An important way of seeing the sections of the pituitary that produce certain essential hormones is illustrated through the image below. The pituitary is called the master gland for good reason. It is the catalyst for hormonal signals from the brain to the rest of the body. When an endocrinologist suspects damage to the pituitary from a TBI, they start with the aforementioned blood test.
TESTING THE PITUITARY CAPACITY
Basal hormone levels are generally considered to provide reasonably reliable indices of pituitary abnormalities, but there are two exceptions: growth hormone deficiency and secondary adrenal insufficiency.
Insulin Tolerance Test (ITT)
The insulin tolerance test (ITT) has long been the gold standard for testing the pituitary capacity for growth hormone and ACTH secretion. However, the ITT is generally contraindicated after TBI, it is unpleasant for patients, requires intensive medical supervision, and because of that, it’s expensive.
Glucagon Stimulation Test (GST)
Another widely accepted provocative test that stimulates both ACTH and growth hormone responses, and is safer and more easily tolerated than the ITT, is the glucagon stimulation test (GST). This test is far more widely administered in the US than the ITT, and equally effective in confirming a pituitary injury.
The premise of the GST is simple. By placing the patient into a hypoglycemic state, a healthy pituitary will receive a message from the brain to send a corresponding hormonal signal to the pancreas to produce insulin to compensate for the hypoglycemia. If the pituitary is injured, particularly the anterior pituitary, the hormonal signal will not be sent by the pituitary, thus objectively confirming the damage to the pituitary stalk from the TBI. This test is important when another susceptible area of the pituitary is damaged in men – for example, the section that mediates the secretion of testosterone.
TESTOSTERONE LEVELS CAN DECREASE DUE TO PITUITARY INJURY

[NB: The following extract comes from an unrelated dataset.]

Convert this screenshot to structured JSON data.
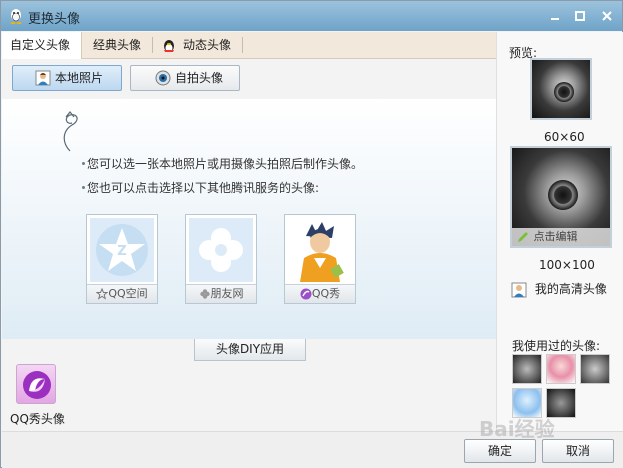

In a case our office handled, a plaintiff was hit while riding his bicycle, fell, and hit is head on the pavement. His pituitary stalk was damaged, and resulting damage to the anterior pituitary occurred. This client had exceedingly low testosterone levels and growth hormone levels, and had gone from being a gregarious, outgoing business owner to a socially withdrawn person who was fatigued all the time. He did not have many of the usual cognitive deficits typically seen in a normal MTBI.
For this reason, his TBI was largely overlooked for several months until he was seen by an endocrinologist who did appropriate blood testing. His blood testing proved he was very low on testosterone. He was then was given the GST testing and it proved that his pituitary was not sending the proper hormonal signals to the pancreas. The endocrinologist was then able to objectively conclude that he had sustained anterior pituitary damage by virtue of the lack of gonadotropic hormones being produced. (See image above)
Without testosterone, his energy level fell off the table, he became moody and withdrawn. Worst of all, he became functionally sterile because he could not produce his own testosterone level, resulting in essentially a zero sperm count. For a man in his early twenties who wanted a family, this is a devastating injury.
For this man and others who have growth hormone deficiencies as a result of a pituitary injury, there can also be significant side effects. For example, with the pediatric population, growth issues can result if growth hormone levels are altered. A very common feature of pituitary damage cases is low growth hormone, which results in many of the same behavioral and energy changes noted in the case example above.
LEARN MORE ABOUT PITUITARY GLAND INJURIES
If you or someone you know has recently suffered a brain injury, they may be suffering from pituitary damage. At Brain Injury Law of Seattle, we believe in educating those involved in the brain injury community, so that less people will slip through the medical system with unrecognized pituitary injuries and will get the treatment they need to once again feel like they did before their brain injury.